EXERCISE GOAL:
Where does the string "this" appear in the records? Copy each line that holds it.

Page and application data records:
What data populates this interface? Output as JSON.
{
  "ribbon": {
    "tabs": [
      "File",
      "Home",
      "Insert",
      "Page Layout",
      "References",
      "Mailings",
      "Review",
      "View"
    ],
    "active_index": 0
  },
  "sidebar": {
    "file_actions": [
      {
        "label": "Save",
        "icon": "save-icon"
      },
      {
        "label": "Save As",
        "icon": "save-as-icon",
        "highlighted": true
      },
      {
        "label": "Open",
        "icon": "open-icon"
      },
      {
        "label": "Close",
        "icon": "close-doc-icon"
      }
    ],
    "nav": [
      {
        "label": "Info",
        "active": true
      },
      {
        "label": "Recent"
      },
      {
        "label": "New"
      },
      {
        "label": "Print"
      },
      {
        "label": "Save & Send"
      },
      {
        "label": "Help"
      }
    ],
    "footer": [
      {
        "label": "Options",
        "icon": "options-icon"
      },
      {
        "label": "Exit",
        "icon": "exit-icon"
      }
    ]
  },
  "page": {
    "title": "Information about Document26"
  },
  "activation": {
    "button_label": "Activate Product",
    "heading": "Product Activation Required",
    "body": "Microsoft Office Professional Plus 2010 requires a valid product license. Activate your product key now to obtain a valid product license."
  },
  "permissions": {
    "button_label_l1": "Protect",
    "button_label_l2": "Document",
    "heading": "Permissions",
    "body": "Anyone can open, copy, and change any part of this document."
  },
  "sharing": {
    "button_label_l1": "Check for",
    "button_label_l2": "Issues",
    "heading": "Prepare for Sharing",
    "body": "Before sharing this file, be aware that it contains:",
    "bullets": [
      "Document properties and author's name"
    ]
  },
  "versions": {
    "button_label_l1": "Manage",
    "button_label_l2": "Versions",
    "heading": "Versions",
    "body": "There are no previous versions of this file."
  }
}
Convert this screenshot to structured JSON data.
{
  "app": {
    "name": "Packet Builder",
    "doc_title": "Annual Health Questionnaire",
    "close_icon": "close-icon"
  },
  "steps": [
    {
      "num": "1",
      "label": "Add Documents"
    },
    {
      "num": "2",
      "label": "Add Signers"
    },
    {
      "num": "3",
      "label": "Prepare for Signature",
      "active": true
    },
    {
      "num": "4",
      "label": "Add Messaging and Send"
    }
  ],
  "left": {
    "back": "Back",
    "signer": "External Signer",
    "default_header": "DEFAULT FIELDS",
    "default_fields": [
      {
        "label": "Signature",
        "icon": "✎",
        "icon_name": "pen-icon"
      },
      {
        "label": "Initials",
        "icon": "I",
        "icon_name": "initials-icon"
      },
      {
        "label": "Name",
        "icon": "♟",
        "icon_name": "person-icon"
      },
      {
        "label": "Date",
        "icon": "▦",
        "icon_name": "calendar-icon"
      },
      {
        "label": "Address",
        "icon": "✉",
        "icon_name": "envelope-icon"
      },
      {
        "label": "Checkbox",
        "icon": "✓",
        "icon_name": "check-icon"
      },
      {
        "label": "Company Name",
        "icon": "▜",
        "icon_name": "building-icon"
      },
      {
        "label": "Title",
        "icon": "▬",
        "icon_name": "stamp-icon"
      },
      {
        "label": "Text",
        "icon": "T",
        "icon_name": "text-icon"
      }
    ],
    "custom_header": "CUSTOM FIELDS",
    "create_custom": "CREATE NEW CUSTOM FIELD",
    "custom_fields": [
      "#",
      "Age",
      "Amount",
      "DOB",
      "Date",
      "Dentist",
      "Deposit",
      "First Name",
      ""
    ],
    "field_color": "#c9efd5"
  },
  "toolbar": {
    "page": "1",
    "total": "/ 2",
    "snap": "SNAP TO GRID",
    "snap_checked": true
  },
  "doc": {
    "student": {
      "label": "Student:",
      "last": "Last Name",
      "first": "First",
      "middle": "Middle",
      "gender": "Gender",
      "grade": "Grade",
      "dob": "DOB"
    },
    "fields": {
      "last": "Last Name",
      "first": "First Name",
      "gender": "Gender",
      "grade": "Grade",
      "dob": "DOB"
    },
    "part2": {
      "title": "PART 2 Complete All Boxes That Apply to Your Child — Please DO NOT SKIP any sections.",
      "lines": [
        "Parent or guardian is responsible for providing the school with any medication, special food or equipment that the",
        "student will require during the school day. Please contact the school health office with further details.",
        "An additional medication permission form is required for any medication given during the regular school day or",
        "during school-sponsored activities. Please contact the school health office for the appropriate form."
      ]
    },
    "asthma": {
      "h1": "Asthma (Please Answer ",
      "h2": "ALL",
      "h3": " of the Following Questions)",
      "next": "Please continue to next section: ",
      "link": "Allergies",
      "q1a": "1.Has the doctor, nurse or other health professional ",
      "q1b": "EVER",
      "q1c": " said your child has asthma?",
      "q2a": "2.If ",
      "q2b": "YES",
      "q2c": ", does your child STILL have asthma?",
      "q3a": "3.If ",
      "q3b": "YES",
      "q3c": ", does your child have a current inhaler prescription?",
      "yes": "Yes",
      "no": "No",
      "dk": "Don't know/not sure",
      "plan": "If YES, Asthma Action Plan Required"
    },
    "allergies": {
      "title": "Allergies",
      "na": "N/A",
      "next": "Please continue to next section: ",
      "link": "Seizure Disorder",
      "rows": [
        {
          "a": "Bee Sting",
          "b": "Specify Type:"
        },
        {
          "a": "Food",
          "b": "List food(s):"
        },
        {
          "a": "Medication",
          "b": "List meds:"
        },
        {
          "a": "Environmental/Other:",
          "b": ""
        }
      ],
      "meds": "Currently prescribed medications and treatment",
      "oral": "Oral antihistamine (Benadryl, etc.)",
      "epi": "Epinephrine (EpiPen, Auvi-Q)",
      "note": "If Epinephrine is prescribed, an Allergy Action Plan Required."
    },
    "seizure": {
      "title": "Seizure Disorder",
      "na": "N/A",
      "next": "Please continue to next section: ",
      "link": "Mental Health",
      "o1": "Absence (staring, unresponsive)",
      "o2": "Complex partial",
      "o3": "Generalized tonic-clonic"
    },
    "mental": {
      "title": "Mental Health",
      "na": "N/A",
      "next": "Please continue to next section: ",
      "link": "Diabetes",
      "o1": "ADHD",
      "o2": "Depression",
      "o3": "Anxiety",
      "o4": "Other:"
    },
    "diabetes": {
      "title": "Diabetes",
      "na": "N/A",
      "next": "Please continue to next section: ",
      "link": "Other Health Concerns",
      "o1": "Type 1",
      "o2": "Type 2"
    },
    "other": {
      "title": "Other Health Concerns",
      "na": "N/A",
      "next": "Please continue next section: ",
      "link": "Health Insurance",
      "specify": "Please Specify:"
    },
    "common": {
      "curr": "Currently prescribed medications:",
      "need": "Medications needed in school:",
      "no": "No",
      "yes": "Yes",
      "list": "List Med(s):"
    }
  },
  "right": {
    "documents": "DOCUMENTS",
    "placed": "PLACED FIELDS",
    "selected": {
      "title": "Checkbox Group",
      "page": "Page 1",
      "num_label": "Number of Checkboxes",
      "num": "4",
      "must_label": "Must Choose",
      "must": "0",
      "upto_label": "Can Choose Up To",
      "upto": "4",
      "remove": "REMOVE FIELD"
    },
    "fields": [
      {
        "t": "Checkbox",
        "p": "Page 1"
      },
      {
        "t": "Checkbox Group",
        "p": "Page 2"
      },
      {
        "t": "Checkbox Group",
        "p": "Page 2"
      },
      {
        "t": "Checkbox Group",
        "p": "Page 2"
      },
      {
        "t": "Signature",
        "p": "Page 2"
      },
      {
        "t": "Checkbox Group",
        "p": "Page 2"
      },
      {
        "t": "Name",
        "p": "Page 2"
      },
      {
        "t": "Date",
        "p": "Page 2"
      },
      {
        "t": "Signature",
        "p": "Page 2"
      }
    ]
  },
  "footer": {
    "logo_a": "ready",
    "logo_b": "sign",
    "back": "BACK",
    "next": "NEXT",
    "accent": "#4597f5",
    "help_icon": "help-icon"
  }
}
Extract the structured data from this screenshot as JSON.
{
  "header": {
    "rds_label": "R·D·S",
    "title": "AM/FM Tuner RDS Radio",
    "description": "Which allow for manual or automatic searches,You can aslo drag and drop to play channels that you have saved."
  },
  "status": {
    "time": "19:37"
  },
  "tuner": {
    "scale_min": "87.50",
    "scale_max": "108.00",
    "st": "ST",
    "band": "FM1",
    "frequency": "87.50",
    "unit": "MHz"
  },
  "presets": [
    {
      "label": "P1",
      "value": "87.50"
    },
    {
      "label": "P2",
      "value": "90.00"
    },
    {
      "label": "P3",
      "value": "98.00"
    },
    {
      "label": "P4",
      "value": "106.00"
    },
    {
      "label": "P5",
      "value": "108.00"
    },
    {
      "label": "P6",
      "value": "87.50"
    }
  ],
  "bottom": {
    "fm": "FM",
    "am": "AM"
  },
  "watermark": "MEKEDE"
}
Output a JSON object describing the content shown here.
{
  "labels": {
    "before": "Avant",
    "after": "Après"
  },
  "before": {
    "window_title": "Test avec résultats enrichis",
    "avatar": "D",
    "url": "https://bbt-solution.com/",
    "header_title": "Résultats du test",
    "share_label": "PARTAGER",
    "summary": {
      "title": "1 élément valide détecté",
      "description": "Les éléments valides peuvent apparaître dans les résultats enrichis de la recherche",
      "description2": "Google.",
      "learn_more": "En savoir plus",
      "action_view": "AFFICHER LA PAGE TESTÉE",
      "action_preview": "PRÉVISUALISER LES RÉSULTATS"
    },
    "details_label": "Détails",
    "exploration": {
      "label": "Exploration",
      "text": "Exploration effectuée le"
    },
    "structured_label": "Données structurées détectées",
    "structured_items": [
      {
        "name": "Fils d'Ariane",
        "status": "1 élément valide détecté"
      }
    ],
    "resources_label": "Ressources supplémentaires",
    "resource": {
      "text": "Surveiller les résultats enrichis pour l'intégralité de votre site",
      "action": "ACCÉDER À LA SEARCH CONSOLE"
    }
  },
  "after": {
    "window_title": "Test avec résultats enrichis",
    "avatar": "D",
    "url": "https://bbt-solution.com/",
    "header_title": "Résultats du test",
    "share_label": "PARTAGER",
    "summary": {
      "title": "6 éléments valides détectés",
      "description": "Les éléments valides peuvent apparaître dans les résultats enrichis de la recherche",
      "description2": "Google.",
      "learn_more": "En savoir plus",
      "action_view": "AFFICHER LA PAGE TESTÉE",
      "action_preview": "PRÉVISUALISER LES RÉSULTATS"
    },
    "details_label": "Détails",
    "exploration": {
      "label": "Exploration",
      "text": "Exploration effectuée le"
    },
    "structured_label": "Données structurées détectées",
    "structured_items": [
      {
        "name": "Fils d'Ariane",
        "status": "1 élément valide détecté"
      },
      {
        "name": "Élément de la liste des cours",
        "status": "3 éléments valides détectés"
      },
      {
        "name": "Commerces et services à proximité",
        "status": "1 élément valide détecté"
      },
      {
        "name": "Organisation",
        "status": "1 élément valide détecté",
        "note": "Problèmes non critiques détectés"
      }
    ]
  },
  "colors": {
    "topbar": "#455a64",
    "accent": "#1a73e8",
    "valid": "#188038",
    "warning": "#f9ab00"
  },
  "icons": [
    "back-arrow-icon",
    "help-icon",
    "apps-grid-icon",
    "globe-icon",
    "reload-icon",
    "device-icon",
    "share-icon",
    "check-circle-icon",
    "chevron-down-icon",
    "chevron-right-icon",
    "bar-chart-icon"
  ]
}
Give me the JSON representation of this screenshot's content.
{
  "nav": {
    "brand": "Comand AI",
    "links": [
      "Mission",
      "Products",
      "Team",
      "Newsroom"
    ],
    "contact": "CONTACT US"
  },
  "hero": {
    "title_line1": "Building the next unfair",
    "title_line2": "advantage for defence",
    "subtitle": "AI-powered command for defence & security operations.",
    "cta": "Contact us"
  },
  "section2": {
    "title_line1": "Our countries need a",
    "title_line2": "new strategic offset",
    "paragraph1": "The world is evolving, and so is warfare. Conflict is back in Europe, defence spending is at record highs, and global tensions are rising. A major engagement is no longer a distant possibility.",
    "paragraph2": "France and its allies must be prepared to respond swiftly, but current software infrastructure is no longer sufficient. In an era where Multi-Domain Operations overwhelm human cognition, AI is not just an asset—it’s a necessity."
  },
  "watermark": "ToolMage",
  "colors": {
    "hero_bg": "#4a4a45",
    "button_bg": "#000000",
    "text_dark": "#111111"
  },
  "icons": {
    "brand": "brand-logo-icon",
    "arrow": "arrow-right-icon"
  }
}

ANSWER BOX:
What data populates this interface? Output as JSON.
    "body": "Anyone can open, copy, and change any part of this document."
    "body": "Before sharing this file, be aware that it contains:",
    "body": "There are no previous versions of this file."
Convert this screenshot to structured JSON data.
Extract the structured data from this screenshot as JSON.
Give me the JSON representation of this screenshot's content.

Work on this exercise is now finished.